Since 2022, individuals, and subsequently, different school districts across the U.S., have filed lawsuits against Meta (which operates Facebook and Instagram), ByteDance (which operates TikTok), Alphabet (which operates Google and YouTube) and Snap (which operates Spapshat). The argument was that such companies would be causing physical and emotional harm to children by their practices to get them addicted to their various digital platforms.

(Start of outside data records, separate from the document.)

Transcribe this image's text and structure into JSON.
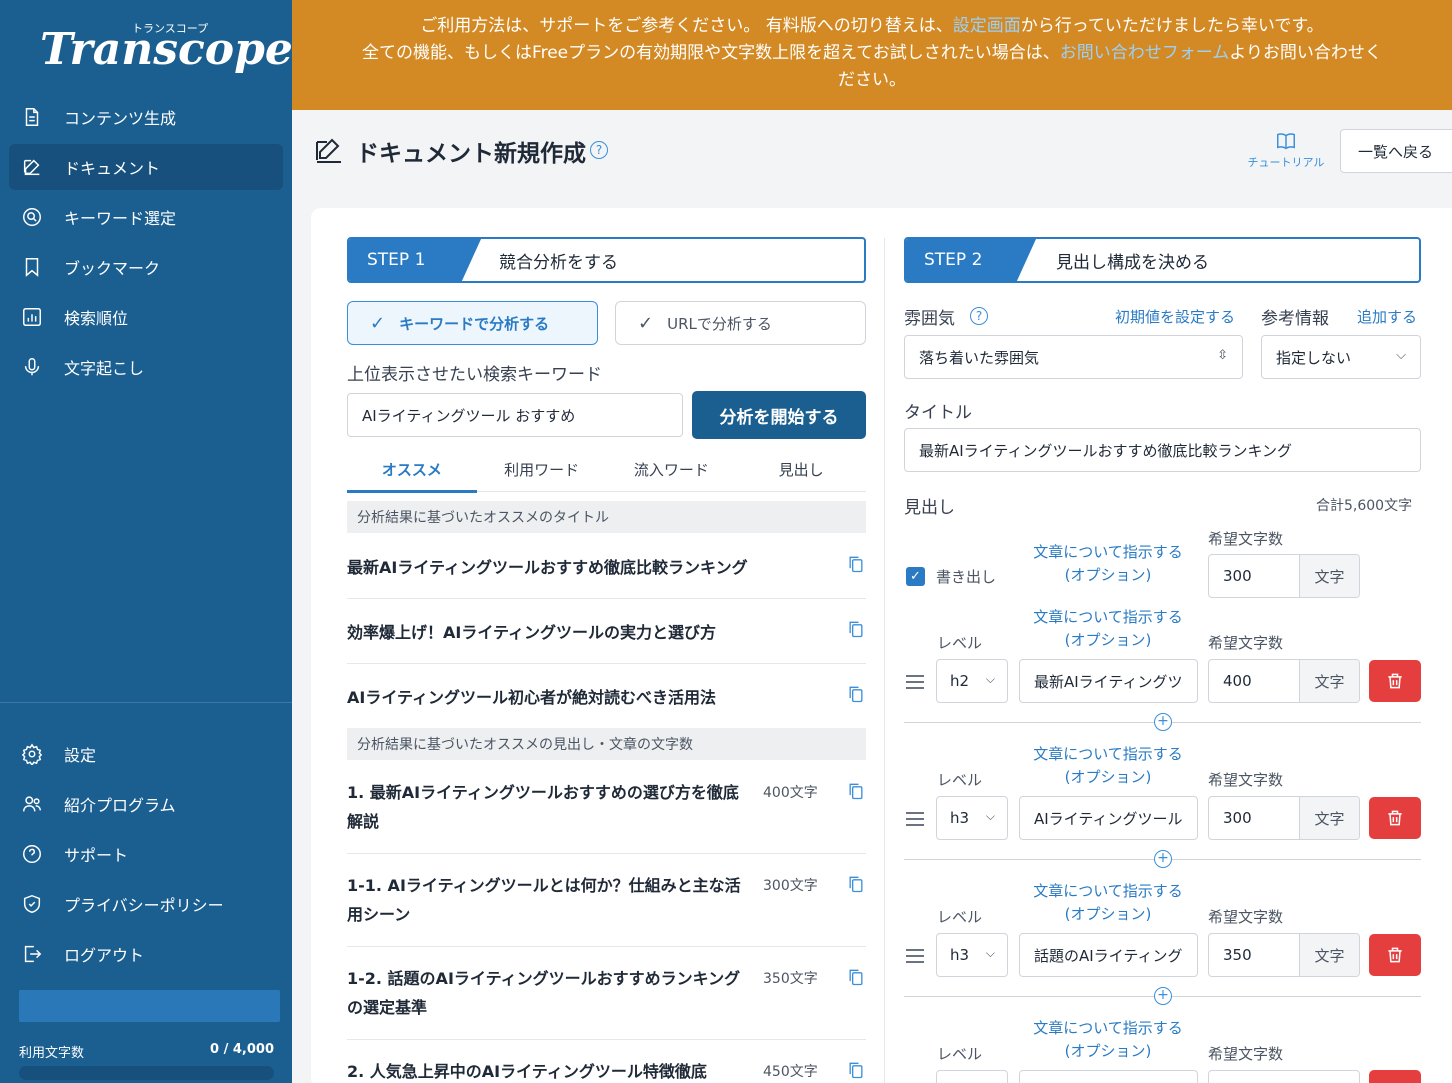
{
  "sidebar": {
    "logo": "Transcope",
    "logo_kana": "トランスコープ",
    "items": [
      {
        "label": "コンテンツ生成",
        "icon": "document-icon"
      },
      {
        "label": "ドキュメント",
        "icon": "edit-icon",
        "active": true
      },
      {
        "label": "キーワード選定",
        "icon": "search-circle-icon"
      },
      {
        "label": "ブックマーク",
        "icon": "bookmark-icon"
      },
      {
        "label": "検索順位",
        "icon": "chart-icon"
      },
      {
        "label": "文字起こし",
        "icon": "microphone-icon"
      }
    ],
    "bottom_items": [
      {
        "label": "設定",
        "icon": "gear-icon"
      },
      {
        "label": "紹介プログラム",
        "icon": "users-icon"
      },
      {
        "label": "サポート",
        "icon": "help-icon"
      },
      {
        "label": "プライバシーポリシー",
        "icon": "shield-icon"
      },
      {
        "label": "ログアウト",
        "icon": "logout-icon"
      }
    ],
    "usage_label": "利用文字数",
    "usage_value": "0 / 4,000"
  },
  "banner": {
    "line1_a": "ご利用方法は、サポートをご参考ください。 有料版への切り替えは、",
    "line1_link": "設定画面",
    "line1_b": "から行っていただけましたら幸いです。",
    "line2_a": "全ての機能、もしくはFreeプランの有効期限や文字数上限を超えてお試しされたい場合は、",
    "line2_link": "お問い合わせフォーム",
    "line2_b": "よりお問い合わせく",
    "line3": "ださい。"
  },
  "header": {
    "title": "ドキュメント新規作成",
    "help": "?",
    "tutorial": "チュートリアル",
    "back": "一覧へ戻る"
  },
  "step1": {
    "badge": "STEP 1",
    "label": "競合分析をする",
    "mode_keyword": "キーワードで分析する",
    "mode_url": "URLで分析する",
    "check": "✓",
    "keyword_label": "上位表示させたい検索キーワード",
    "keyword_value": "AIライティングツール おすすめ",
    "start_button": "分析を開始する",
    "tabs": [
      "オススメ",
      "利用ワード",
      "流入ワード",
      "見出し"
    ],
    "titles_header": "分析結果に基づいたオススメのタイトル",
    "titles": [
      "最新AIライティングツールおすすめ徹底比較ランキング",
      "効率爆上げ！AIライティングツールの実力と選び方",
      "AIライティングツール初心者が絶対読むべき活用法"
    ],
    "headings_header": "分析結果に基づいたオススメの見出し・文章の文字数",
    "headings": [
      {
        "title": "1. 最新AIライティングツールおすすめの選び方を徹底解説",
        "count": "400文字"
      },
      {
        "title": "1-1. AIライティングツールとは何か？仕組みと主な活用シーン",
        "count": "300文字"
      },
      {
        "title": "1-2. 話題のAIライティングツールおすすめランキングの選定基準",
        "count": "350文字"
      },
      {
        "title": "2. 人気急上昇中のAIライティングツール特徴徹底",
        "count": "450文字"
      }
    ]
  },
  "step2": {
    "badge": "STEP 2",
    "label": "見出し構成を決める",
    "mood_label": "雰囲気",
    "mood_help": "?",
    "mood_reset": "初期値を設定する",
    "mood_value": "落ち着いた雰囲気",
    "ref_label": "参考情報",
    "ref_add": "追加する",
    "ref_value": "指定しない",
    "title_label": "タイトル",
    "title_value": "最新AIライティングツールおすすめ徹底比較ランキング",
    "headings_label": "見出し",
    "total": "合計5,600文字",
    "instr_link_1": "文章について指示する",
    "instr_link_2": "(オプション)",
    "level_label": "レベル",
    "desired_label": "希望文字数",
    "unit": "文字",
    "intro_label": "書き出し",
    "intro_checked": "✓",
    "intro_chars": "300",
    "add": "+",
    "rows": [
      {
        "level": "h2",
        "text": "最新AIライティングツ",
        "chars": "400"
      },
      {
        "level": "h3",
        "text": "AIライティングツール",
        "chars": "300"
      },
      {
        "level": "h3",
        "text": "話題のAIライティング",
        "chars": "350"
      }
    ]
  },
  "colors": {
    "sidebar": "#1b5f91",
    "banner": "#d38a24",
    "accent": "#2a7bc4",
    "danger": "#e53e3e"
  }
}
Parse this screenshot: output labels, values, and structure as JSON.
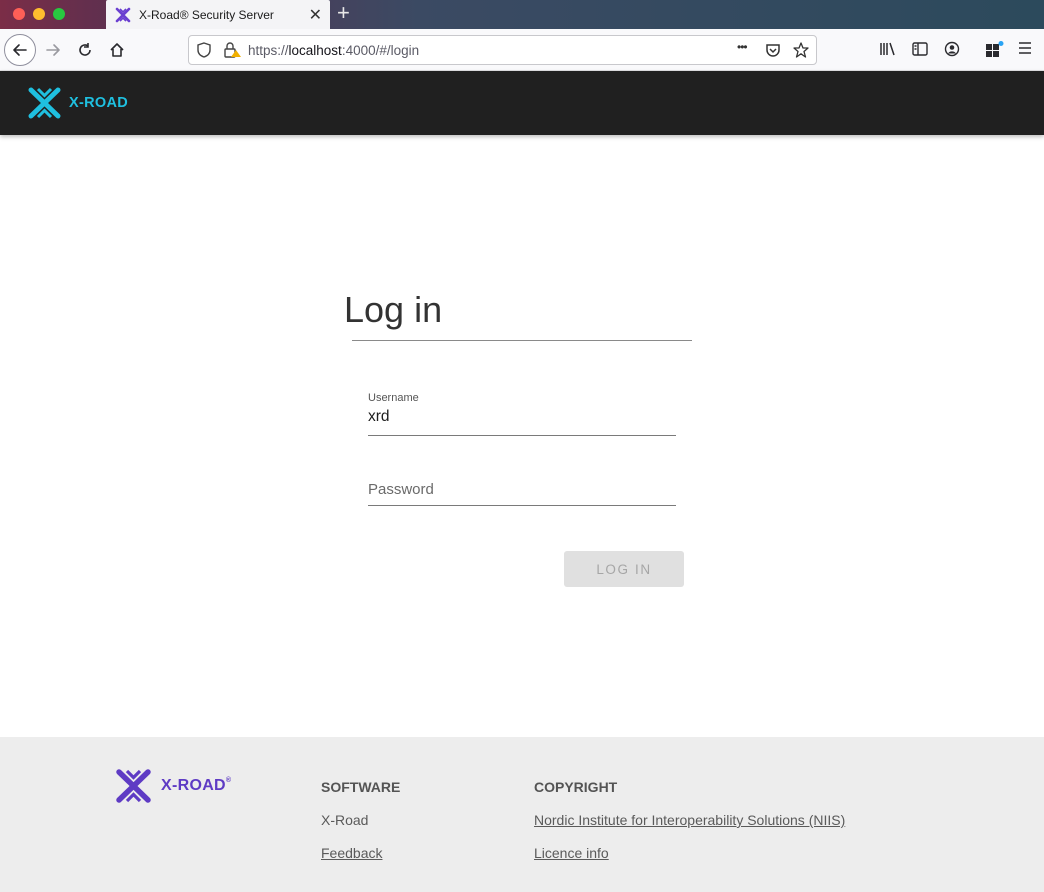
{
  "browser": {
    "tab_title": "X-Road® Security Server",
    "new_tab_symbol": "+",
    "close_symbol": "✕",
    "url_prefix": "https://",
    "url_host": "localhost",
    "url_rest": ":4000/#/login",
    "more_symbol": "•••"
  },
  "header": {
    "brand": "X-ROAD",
    "accent_color": "#1fc0e0"
  },
  "login": {
    "title": "Log in",
    "username_label": "Username",
    "username_value": "xrd",
    "password_placeholder": "Password",
    "button_label": "LOG IN"
  },
  "footer": {
    "brand": "X-ROAD",
    "brand_mark": "®",
    "brand_color": "#5e3bc4",
    "software_heading": "SOFTWARE",
    "software_links": [
      "X-Road",
      "Feedback"
    ],
    "copyright_heading": "COPYRIGHT",
    "copyright_links": [
      "Nordic Institute for Interoperability Solutions (NIIS)",
      "Licence info"
    ]
  }
}
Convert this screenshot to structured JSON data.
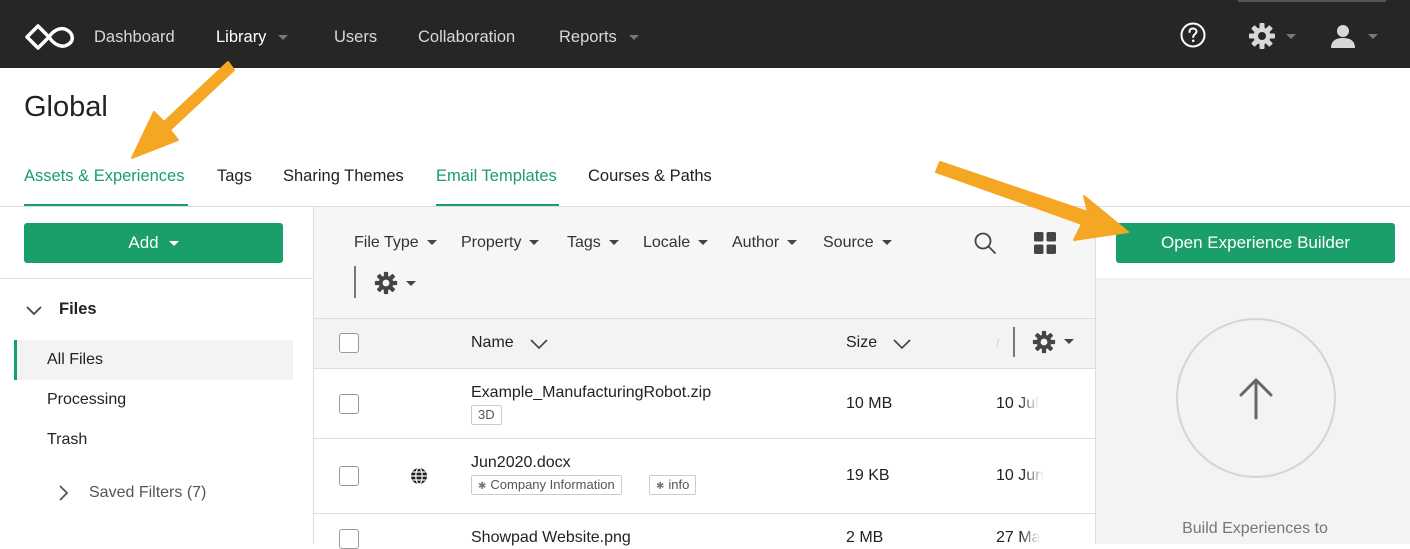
{
  "topnav": {
    "items": [
      {
        "label": "Dashboard",
        "active": false,
        "dropdown": false
      },
      {
        "label": "Library",
        "active": true,
        "dropdown": true
      },
      {
        "label": "Users",
        "active": false,
        "dropdown": false
      },
      {
        "label": "Collaboration",
        "active": false,
        "dropdown": false
      },
      {
        "label": "Reports",
        "active": false,
        "dropdown": true
      }
    ],
    "icons": [
      "help-icon",
      "gear-icon",
      "user-icon"
    ]
  },
  "page": {
    "title": "Global",
    "tabs": [
      {
        "label": "Assets & Experiences",
        "active": true
      },
      {
        "label": "Tags",
        "active": false
      },
      {
        "label": "Sharing Themes",
        "active": false
      },
      {
        "label": "Email Templates",
        "active": false,
        "highlight": true
      },
      {
        "label": "Courses & Paths",
        "active": false
      }
    ]
  },
  "sidebar": {
    "add_label": "Add",
    "files_label": "Files",
    "items": [
      {
        "label": "All Files",
        "active": true
      },
      {
        "label": "Processing",
        "active": false
      },
      {
        "label": "Trash",
        "active": false
      }
    ],
    "saved_filters": "Saved Filters (7)"
  },
  "filters": [
    "File Type",
    "Property",
    "Tags",
    "Locale",
    "Author",
    "Source"
  ],
  "table": {
    "columns": {
      "name": "Name",
      "size": "Size",
      "truncated": "/"
    },
    "rows": [
      {
        "name": "Example_ManufacturingRobot.zip",
        "size": "10 MB",
        "date": "10 Jul",
        "tags": [
          "3D"
        ],
        "tag_icons": false
      },
      {
        "name": "Jun2020.docx",
        "size": "19 KB",
        "date": "10 Jun",
        "tags": [
          "Company Information",
          "info"
        ],
        "tag_icons": true,
        "globe": true
      },
      {
        "name": "Showpad Website.png",
        "size": "2 MB",
        "date": "27 Ma",
        "tags": [],
        "tag_icons": false
      }
    ]
  },
  "right_panel": {
    "open_builder_label": "Open Experience Builder",
    "build_text": "Build Experiences to"
  },
  "colors": {
    "accent": "#1a9e6a",
    "topnav_bg": "#262626",
    "annotation_arrow": "#f5a623"
  }
}
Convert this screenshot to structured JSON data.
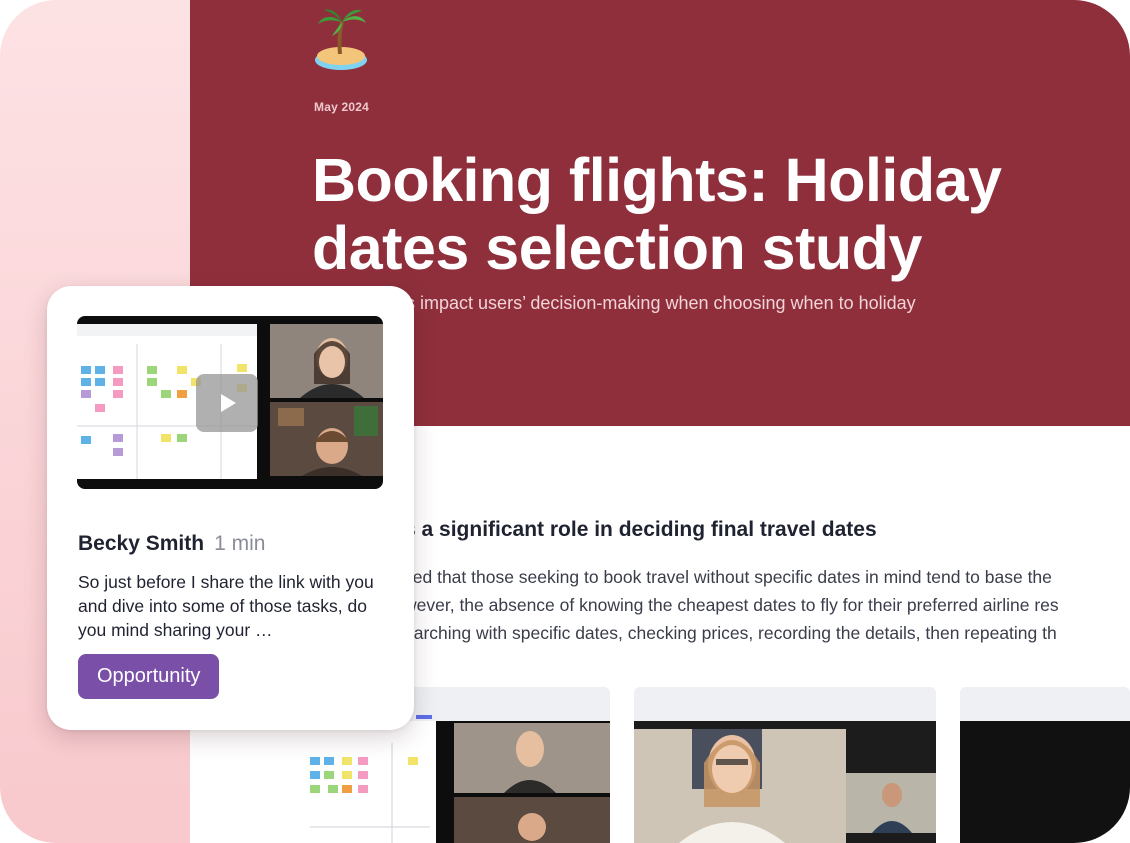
{
  "hero": {
    "icon": "desert-island-icon",
    "date": "May 2024",
    "title": "Booking flights: Holiday dates selection study",
    "subtitle": "What factors impact users’ decision-making when choosing when to holiday"
  },
  "finding": {
    "heading": "s a significant role in deciding final travel dates",
    "lines": [
      "ved that those seeking to book travel without specific dates in mind tend to base the",
      "wever, the absence of knowing the cheapest dates to fly for their preferred airline res",
      "earching with specific dates, checking prices, recording the details, then repeating th"
    ]
  },
  "clip": {
    "author": "Becky Smith",
    "duration": "1 min",
    "quote": "So just before I share the link with you and dive into some of those tasks, do you mind sharing your …",
    "tag": "Opportunity",
    "play_icon": "play-icon"
  },
  "colors": {
    "hero_bg": "#8f2f3c",
    "side_panel": "#fde2e4",
    "tag_bg": "#7a4fa8"
  }
}
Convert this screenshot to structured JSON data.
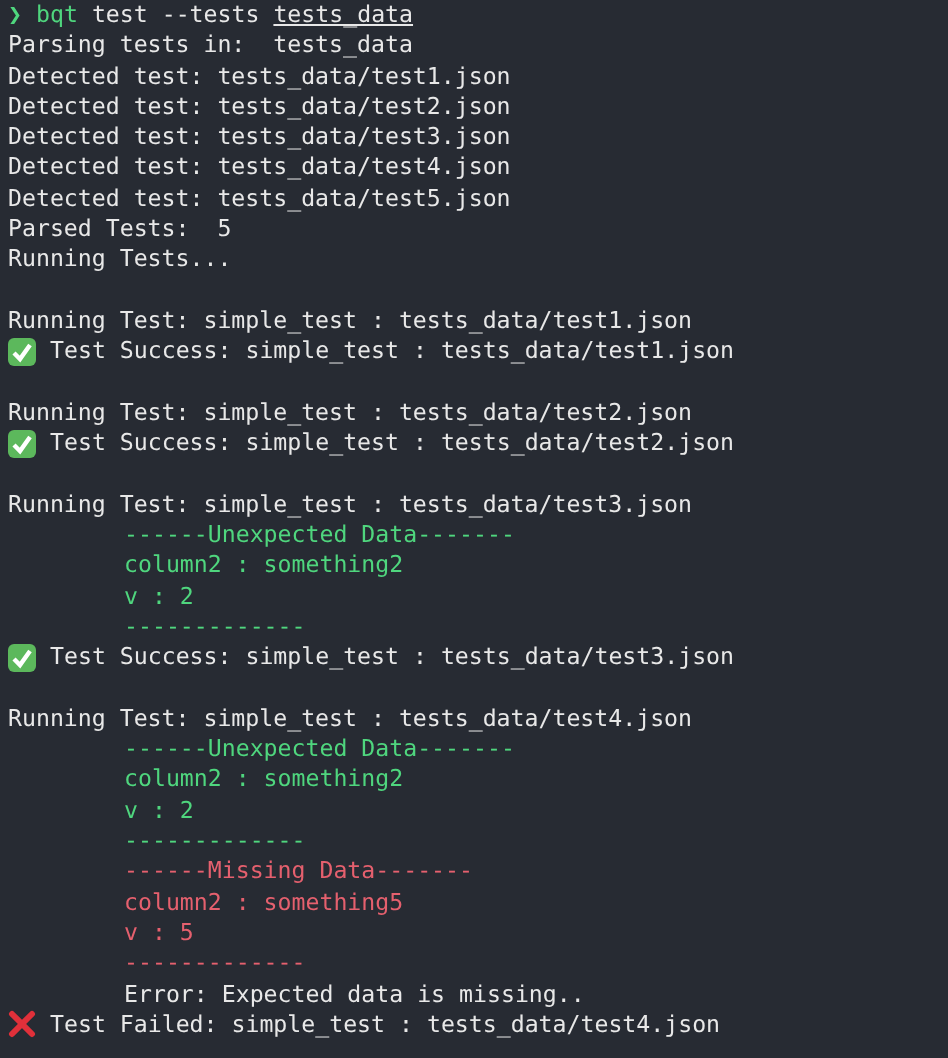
{
  "prompt": {
    "symbol": "❯",
    "program": "bqt",
    "args": "test --tests",
    "path": "tests_data"
  },
  "lines": [
    {
      "kind": "plain",
      "text": "Parsing tests in:  tests_data"
    },
    {
      "kind": "plain",
      "text": "Detected test: tests_data/test1.json"
    },
    {
      "kind": "plain",
      "text": "Detected test: tests_data/test2.json"
    },
    {
      "kind": "plain",
      "text": "Detected test: tests_data/test3.json"
    },
    {
      "kind": "plain",
      "text": "Detected test: tests_data/test4.json"
    },
    {
      "kind": "plain",
      "text": "Detected test: tests_data/test5.json"
    },
    {
      "kind": "plain",
      "text": "Parsed Tests:  5"
    },
    {
      "kind": "plain",
      "text": "Running Tests..."
    },
    {
      "kind": "blank"
    },
    {
      "kind": "plain",
      "text": "Running Test: simple_test : tests_data/test1.json"
    },
    {
      "kind": "success",
      "text": "Test Success: simple_test : tests_data/test1.json"
    },
    {
      "kind": "blank"
    },
    {
      "kind": "plain",
      "text": "Running Test: simple_test : tests_data/test2.json"
    },
    {
      "kind": "success",
      "text": "Test Success: simple_test : tests_data/test2.json"
    },
    {
      "kind": "blank"
    },
    {
      "kind": "plain",
      "text": "Running Test: simple_test : tests_data/test3.json"
    },
    {
      "kind": "unexpected",
      "text": "------Unexpected Data-------"
    },
    {
      "kind": "unexpected",
      "text": "column2 : something2"
    },
    {
      "kind": "unexpected",
      "text": "v : 2"
    },
    {
      "kind": "unexpected",
      "text": "-------------"
    },
    {
      "kind": "success",
      "text": "Test Success: simple_test : tests_data/test3.json"
    },
    {
      "kind": "blank"
    },
    {
      "kind": "plain",
      "text": "Running Test: simple_test : tests_data/test4.json"
    },
    {
      "kind": "unexpected",
      "text": "------Unexpected Data-------"
    },
    {
      "kind": "unexpected",
      "text": "column2 : something2"
    },
    {
      "kind": "unexpected",
      "text": "v : 2"
    },
    {
      "kind": "unexpected",
      "text": "-------------"
    },
    {
      "kind": "missing",
      "text": "------Missing Data-------"
    },
    {
      "kind": "missing",
      "text": "column2 : something5"
    },
    {
      "kind": "missing",
      "text": "v : 5"
    },
    {
      "kind": "missing",
      "text": "-------------"
    },
    {
      "kind": "detail",
      "text": "Error: Expected data is missing.."
    },
    {
      "kind": "failure",
      "text": "Test Failed: simple_test : tests_data/test4.json"
    }
  ]
}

In the aftermath, 42 states, plus the District of Columbia, also sued Meta alleging that Facebook and Instagram“profoundly altered the psychological and social realities of a generation of young Americans”.

 

On that basis, on November 14, 2023, Judge Yvonne Gonzalez Rogers ruled on the request of the defendants (Meta, ByteDance, Alphabet and Snap), who asked to dismiss the lawsuit against them.

 

However, in a 52-page order, after a detailed review of the pleadings and briefing submitted by the parties, the Court granted only in part the motions to dismiss, which dealt with points of the plaintiffs’ “product liability” claims.

 

In that order, Judge Gonzalez Rogers also concluded that Section 230 of the Communications Decency Act of 1996 and the First Amendment do not prohibit plaintiffs from bringing a negligence per se claim. The defendants claimed that Section 230 granted immunity from liability for any content posted on their platforms by users of their platforms. However, Judge Gonzalez Rogers ruled that the plaintiffs’ claims were broader than the mere argument related to content posted by third parties on the defendants’ digital platforms, adding that the defendants did not address why they should not be liable for developing and providing faulty parental controls, failing to help users limit screen time or creating hurdles to deactivating accounts.

 

In addition, the present case is of interest because the order had to address individual claims and more than 140 class actions filed against the companies.

 

What does this order mean for defendants Meta, ByteDance, Alphabet and Snap? That lawsuits alleging that its digital platforms and social networks have adverse effects on children’s mental health, causing them to become addicted, go – in part – forward.

 

Although the process is at an early stage, the order keeps part of the claims alive and paves the way for the defendants to file and disclose internal documents that would potentially expose how far Facebook, Snapchat, TikTok and YouTube may have gone to attract and engage young users at the expense of their well-being.

 

“Today’s decision is a significant victory for the families that have been harmed by the dangers of social media”, the lead attorneys representing the plaintiffs say in a joint statement.

 

Google spokesman Jose Castañeda says the plaintiffs’ allegations are “simply not true”, and that Google has “built age-appropriate experiences for children and families on YouTube, and provides parents with robust controls”.